**Your objective:** Each entry in the block below needs to be copied out exactly.
--
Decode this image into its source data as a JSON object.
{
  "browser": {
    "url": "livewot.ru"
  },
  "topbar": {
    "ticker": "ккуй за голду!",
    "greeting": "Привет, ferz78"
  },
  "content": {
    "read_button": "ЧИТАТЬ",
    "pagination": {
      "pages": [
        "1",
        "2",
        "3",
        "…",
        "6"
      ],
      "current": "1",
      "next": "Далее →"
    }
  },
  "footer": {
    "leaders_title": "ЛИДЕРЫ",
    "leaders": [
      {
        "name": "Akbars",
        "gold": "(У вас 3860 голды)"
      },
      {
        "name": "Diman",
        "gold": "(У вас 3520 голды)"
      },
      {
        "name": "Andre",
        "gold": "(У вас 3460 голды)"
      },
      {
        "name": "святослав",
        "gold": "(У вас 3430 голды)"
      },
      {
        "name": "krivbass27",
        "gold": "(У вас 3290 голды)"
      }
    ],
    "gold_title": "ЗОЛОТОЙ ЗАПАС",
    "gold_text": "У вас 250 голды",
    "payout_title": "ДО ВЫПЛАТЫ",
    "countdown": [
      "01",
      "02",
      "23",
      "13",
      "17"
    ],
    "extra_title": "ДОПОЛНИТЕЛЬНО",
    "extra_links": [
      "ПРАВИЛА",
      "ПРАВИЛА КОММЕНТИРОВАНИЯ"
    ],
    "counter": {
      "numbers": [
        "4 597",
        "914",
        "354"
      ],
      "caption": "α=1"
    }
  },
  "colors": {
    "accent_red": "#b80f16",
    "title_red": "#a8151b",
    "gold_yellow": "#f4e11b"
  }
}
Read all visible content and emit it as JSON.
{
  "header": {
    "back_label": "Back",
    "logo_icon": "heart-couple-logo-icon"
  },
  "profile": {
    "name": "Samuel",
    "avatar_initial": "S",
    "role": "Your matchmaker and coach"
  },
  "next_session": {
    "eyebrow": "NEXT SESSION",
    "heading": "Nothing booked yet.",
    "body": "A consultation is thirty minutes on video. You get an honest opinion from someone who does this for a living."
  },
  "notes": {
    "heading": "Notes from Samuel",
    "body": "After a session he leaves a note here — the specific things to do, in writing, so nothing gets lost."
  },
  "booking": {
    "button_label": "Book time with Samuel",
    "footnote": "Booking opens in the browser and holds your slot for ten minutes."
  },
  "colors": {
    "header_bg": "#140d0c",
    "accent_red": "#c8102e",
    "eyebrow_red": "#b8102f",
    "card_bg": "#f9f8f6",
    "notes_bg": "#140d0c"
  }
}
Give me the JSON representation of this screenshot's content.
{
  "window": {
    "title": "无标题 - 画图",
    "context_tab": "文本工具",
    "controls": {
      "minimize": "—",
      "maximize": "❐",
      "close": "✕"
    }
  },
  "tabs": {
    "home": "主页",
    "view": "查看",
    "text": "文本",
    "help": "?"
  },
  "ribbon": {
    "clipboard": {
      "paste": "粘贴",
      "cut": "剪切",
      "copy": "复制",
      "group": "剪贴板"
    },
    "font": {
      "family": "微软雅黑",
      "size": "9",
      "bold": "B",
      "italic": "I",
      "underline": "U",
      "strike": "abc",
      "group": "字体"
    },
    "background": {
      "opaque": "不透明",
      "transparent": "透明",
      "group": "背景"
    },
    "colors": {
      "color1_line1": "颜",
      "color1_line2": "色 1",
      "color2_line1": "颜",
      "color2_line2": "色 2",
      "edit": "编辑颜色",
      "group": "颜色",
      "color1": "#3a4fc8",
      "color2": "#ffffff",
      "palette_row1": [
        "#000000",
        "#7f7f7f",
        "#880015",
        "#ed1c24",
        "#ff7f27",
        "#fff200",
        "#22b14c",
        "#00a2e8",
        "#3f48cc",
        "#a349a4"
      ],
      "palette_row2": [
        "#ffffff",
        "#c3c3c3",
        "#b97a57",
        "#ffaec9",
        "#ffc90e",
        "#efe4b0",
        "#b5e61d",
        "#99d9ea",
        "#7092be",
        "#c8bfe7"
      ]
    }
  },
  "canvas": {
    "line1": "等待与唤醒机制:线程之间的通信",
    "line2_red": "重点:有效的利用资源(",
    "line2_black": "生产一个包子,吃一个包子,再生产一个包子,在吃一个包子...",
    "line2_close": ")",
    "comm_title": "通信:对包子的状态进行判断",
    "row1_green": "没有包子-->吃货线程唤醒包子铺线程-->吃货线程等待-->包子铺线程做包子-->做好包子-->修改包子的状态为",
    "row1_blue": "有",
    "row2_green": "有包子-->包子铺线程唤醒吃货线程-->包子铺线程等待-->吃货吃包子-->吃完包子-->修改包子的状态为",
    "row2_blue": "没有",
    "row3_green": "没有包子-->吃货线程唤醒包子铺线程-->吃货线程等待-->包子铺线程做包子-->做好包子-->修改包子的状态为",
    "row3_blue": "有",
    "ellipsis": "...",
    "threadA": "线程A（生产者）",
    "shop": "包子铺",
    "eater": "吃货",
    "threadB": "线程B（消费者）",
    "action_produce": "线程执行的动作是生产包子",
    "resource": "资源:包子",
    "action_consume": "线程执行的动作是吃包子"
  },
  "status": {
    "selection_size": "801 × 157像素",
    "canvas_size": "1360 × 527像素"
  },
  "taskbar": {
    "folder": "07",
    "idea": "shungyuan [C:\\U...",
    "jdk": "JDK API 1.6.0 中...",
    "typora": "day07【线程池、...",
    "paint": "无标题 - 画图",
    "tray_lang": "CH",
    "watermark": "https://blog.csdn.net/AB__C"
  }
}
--
**Answer box:**
Decode this image into its source data as a JSON object.
{
  "browser": {
    "url": "livewot.ru"
  },
  "topbar": {
    "ticker": "ккуй за голду!",
    "greeting": "Привет, ferz78"
  },
  "content": {
    "read_button": "ЧИТАТЬ",
    "pagination": {
      "pages": [
        "1",
        "2",
        "3",
        "…",
        "6"
      ],
      "current": "1",
      "next": "Далее →"
    }
  },
  "footer": {
    "leaders_title": "ЛИДЕРЫ",
    "leaders": [
      {
        "name": "Akbars",
        "gold": "(У вас 3860 голды)"
      },
      {
        "name": "Diman",
        "gold": "(У вас 3520 голды)"
      },
      {
        "name": "Andre",
        "gold": "(У вас 3460 голды)"
      },
      {
        "name": "святослав",
        "gold": "(У вас 3430 голды)"
      },
      {
        "name": "krivbass27",
        "gold": "(У вас 3290 голды)"
      }
    ],
    "gold_title": "ЗОЛОТОЙ ЗАПАС",
    "gold_text": "У вас 250 голды",
    "payout_title": "ДО ВЫПЛАТЫ",
    "countdown": [
      "01",
      "02",
      "23",
      "13",
      "17"
    ],
    "extra_title": "ДОПОЛНИТЕЛЬНО",
    "extra_links": [
      "ПРАВИЛА",
      "ПРАВИЛА КОММЕНТИРОВАНИЯ"
    ],
    "counter": {
      "numbers": [
        "4 597",
        "914",
        "354"
      ],
      "caption": "α=1"
    }
  },
  "colors": {
    "accent_red": "#b80f16",
    "title_red": "#a8151b",
    "gold_yellow": "#f4e11b"
  }
}
Read all visible content and emit it as JSON.
{
  "header": {
    "back_label": "Back",
    "logo_icon": "heart-couple-logo-icon"
  },
  "profile": {
    "name": "Samuel",
    "avatar_initial": "S",
    "role": "Your matchmaker and coach"
  },
  "next_session": {
    "eyebrow": "NEXT SESSION",
    "heading": "Nothing booked yet.",
    "body": "A consultation is thirty minutes on video. You get an honest opinion from someone who does this for a living."
  },
  "notes": {
    "heading": "Notes from Samuel",
    "body": "After a session he leaves a note here — the specific things to do, in writing, so nothing gets lost."
  },
  "booking": {
    "button_label": "Book time with Samuel",
    "footnote": "Booking opens in the browser and holds your slot for ten minutes."
  },
  "colors": {
    "header_bg": "#140d0c",
    "accent_red": "#c8102e",
    "eyebrow_red": "#b8102f",
    "card_bg": "#f9f8f6",
    "notes_bg": "#140d0c"
  }
}
Give me the JSON representation of this screenshot's content.
{
  "window": {
    "title": "无标题 - 画图",
    "context_tab": "文本工具",
    "controls": {
      "minimize": "—",
      "maximize": "❐",
      "close": "✕"
    }
  },
  "tabs": {
    "home": "主页",
    "view": "查看",
    "text": "文本",
    "help": "?"
  },
  "ribbon": {
    "clipboard": {
      "paste": "粘贴",
      "cut": "剪切",
      "copy": "复制",
      "group": "剪贴板"
    },
    "font": {
      "family": "微软雅黑",
      "size": "9",
      "bold": "B",
      "italic": "I",
      "underline": "U",
      "strike": "abc",
      "group": "字体"
    },
    "background": {
      "opaque": "不透明",
      "transparent": "透明",
      "group": "背景"
    },
    "colors": {
      "color1_line1": "颜",
      "color1_line2": "色 1",
      "color2_line1": "颜",
      "color2_line2": "色 2",
      "edit": "编辑颜色",
      "group": "颜色",
      "color1": "#3a4fc8",
      "color2": "#ffffff",
      "palette_row1": [
        "#000000",
        "#7f7f7f",
        "#880015",
        "#ed1c24",
        "#ff7f27",
        "#fff200",
        "#22b14c",
        "#00a2e8",
        "#3f48cc",
        "#a349a4"
      ],
      "palette_row2": [
        "#ffffff",
        "#c3c3c3",
        "#b97a57",
        "#ffaec9",
        "#ffc90e",
        "#efe4b0",
        "#b5e61d",
        "#99d9ea",
        "#7092be",
        "#c8bfe7"
      ]
    }
  },
  "canvas": {
    "line1": "等待与唤醒机制:线程之间的通信",
    "line2_red": "重点:有效的利用资源(",
    "line2_black": "生产一个包子,吃一个包子,再生产一个包子,在吃一个包子...",
    "line2_close": ")",
    "comm_title": "通信:对包子的状态进行判断",
    "row1_green": "没有包子-->吃货线程唤醒包子铺线程-->吃货线程等待-->包子铺线程做包子-->做好包子-->修改包子的状态为",
    "row1_blue": "有",
    "row2_green": "有包子-->包子铺线程唤醒吃货线程-->包子铺线程等待-->吃货吃包子-->吃完包子-->修改包子的状态为",
    "row2_blue": "没有",
    "row3_green": "没有包子-->吃货线程唤醒包子铺线程-->吃货线程等待-->包子铺线程做包子-->做好包子-->修改包子的状态为",
    "row3_blue": "有",
    "ellipsis": "...",
    "threadA": "线程A（生产者）",
    "shop": "包子铺",
    "eater": "吃货",
    "threadB": "线程B（消费者）",
    "action_produce": "线程执行的动作是生产包子",
    "resource": "资源:包子",
    "action_consume": "线程执行的动作是吃包子"
  },
  "status": {
    "selection_size": "801 × 157像素",
    "canvas_size": "1360 × 527像素"
  },
  "taskbar": {
    "folder": "07",
    "idea": "shungyuan [C:\\U...",
    "jdk": "JDK API 1.6.0 中...",
    "typora": "day07【线程池、...",
    "paint": "无标题 - 画图",
    "tray_lang": "CH",
    "watermark": "https://blog.csdn.net/AB__C"
  }
}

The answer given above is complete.